■ **PROBLEM DETAILS**
For this exercise, output the line containing "Transcribe this image's" and every line after it through the end of the records, exactly, and no other line.

Element data from apps and pages:
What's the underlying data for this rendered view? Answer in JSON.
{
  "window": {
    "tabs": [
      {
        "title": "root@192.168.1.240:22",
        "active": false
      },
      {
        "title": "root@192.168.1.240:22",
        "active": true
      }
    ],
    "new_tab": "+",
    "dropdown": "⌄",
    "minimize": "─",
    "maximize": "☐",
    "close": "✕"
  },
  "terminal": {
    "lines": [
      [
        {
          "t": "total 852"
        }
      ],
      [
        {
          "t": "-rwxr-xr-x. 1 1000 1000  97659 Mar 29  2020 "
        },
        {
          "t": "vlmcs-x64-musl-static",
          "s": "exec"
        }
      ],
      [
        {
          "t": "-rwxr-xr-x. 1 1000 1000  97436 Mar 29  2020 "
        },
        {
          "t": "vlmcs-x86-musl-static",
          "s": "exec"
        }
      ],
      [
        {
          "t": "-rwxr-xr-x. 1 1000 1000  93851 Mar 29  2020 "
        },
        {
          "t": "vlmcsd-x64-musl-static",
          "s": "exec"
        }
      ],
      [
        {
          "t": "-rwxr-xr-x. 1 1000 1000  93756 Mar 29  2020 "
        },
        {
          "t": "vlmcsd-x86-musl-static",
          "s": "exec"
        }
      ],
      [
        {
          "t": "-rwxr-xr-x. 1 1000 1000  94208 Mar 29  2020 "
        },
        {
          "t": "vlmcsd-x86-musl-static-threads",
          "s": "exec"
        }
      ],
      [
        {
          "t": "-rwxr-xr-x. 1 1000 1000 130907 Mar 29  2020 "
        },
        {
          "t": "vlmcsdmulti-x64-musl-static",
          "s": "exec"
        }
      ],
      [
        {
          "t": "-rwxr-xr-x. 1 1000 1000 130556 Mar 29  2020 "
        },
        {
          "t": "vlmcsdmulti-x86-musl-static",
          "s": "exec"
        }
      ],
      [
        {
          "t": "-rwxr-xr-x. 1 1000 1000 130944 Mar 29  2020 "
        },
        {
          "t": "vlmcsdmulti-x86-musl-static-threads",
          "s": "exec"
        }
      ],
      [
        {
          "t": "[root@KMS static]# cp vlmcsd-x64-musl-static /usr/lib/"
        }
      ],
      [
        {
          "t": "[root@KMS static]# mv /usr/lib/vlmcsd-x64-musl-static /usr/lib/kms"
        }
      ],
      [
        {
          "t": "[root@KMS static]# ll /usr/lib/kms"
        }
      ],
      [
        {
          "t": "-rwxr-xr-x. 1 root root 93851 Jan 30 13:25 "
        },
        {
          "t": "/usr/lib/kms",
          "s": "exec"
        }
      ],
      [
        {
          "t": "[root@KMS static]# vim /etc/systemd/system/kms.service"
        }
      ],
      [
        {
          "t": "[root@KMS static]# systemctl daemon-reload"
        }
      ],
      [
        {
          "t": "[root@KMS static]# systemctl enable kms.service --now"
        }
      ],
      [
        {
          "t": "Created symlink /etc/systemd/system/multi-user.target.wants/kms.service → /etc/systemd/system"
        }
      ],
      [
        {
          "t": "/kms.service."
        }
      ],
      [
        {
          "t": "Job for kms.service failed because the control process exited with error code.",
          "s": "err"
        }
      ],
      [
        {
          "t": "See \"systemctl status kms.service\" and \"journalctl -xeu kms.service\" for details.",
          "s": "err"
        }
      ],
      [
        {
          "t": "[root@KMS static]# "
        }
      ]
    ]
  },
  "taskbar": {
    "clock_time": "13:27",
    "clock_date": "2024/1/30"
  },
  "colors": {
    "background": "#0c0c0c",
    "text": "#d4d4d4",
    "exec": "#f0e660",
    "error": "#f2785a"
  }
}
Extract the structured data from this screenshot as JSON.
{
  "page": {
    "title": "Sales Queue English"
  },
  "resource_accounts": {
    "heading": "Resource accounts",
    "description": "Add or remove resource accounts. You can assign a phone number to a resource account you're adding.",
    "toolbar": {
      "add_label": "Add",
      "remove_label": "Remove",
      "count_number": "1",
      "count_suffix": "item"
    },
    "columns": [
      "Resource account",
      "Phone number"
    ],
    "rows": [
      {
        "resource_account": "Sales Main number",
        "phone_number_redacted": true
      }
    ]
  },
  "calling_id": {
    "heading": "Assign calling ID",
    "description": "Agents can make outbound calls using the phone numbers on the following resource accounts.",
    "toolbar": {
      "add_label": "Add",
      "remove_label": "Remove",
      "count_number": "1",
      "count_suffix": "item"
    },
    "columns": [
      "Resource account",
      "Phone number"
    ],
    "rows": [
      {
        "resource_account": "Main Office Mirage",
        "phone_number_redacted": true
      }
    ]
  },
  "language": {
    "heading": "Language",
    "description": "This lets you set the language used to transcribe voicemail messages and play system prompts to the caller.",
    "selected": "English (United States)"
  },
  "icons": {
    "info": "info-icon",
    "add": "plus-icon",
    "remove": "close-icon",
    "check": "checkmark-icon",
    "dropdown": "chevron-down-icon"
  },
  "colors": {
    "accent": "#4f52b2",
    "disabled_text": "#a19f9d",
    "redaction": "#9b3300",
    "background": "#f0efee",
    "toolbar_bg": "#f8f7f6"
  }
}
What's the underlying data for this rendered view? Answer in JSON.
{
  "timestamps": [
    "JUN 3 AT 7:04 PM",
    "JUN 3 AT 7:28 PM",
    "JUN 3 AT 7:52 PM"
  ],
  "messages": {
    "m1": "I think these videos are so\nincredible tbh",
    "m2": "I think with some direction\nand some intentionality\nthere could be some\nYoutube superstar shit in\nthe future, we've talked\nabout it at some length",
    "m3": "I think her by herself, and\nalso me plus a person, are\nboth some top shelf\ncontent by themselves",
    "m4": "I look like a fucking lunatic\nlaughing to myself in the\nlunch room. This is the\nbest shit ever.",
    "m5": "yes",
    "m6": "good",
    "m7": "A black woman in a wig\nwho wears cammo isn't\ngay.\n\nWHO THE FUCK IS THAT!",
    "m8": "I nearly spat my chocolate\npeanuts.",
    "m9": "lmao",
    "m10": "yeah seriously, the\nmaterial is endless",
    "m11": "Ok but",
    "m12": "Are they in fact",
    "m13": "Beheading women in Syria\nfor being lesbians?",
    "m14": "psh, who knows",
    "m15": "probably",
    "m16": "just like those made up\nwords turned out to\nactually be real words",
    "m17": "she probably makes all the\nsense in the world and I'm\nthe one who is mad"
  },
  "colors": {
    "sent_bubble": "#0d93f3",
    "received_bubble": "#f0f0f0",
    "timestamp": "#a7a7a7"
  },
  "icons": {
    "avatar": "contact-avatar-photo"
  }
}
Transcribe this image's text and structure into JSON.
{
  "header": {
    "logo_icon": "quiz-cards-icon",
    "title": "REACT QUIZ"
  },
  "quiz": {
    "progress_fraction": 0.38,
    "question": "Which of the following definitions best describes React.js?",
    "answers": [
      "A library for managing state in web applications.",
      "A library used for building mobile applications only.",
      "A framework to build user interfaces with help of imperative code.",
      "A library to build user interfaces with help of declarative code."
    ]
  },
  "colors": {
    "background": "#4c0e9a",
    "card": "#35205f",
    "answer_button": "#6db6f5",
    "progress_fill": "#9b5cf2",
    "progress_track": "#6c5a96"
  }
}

■ **WRITTEN SOLUTION**
Transcribe this image's text and structure into JSON.
{
  "header": {
    "logo_icon": "quiz-cards-icon",
    "title": "REACT QUIZ"
  },
  "quiz": {
    "progress_fraction": 0.38,
    "question": "Which of the following definitions best describes React.js?",
    "answers": [
      "A library for managing state in web applications.",
      "A library used for building mobile applications only.",
      "A framework to build user interfaces with help of imperative code.",
      "A library to build user interfaces with help of declarative code."
    ]
  },
  "colors": {
    "background": "#4c0e9a",
    "card": "#35205f",
    "answer_button": "#6db6f5",
    "progress_fill": "#9b5cf2",
    "progress_track": "#6c5a96"
  }
}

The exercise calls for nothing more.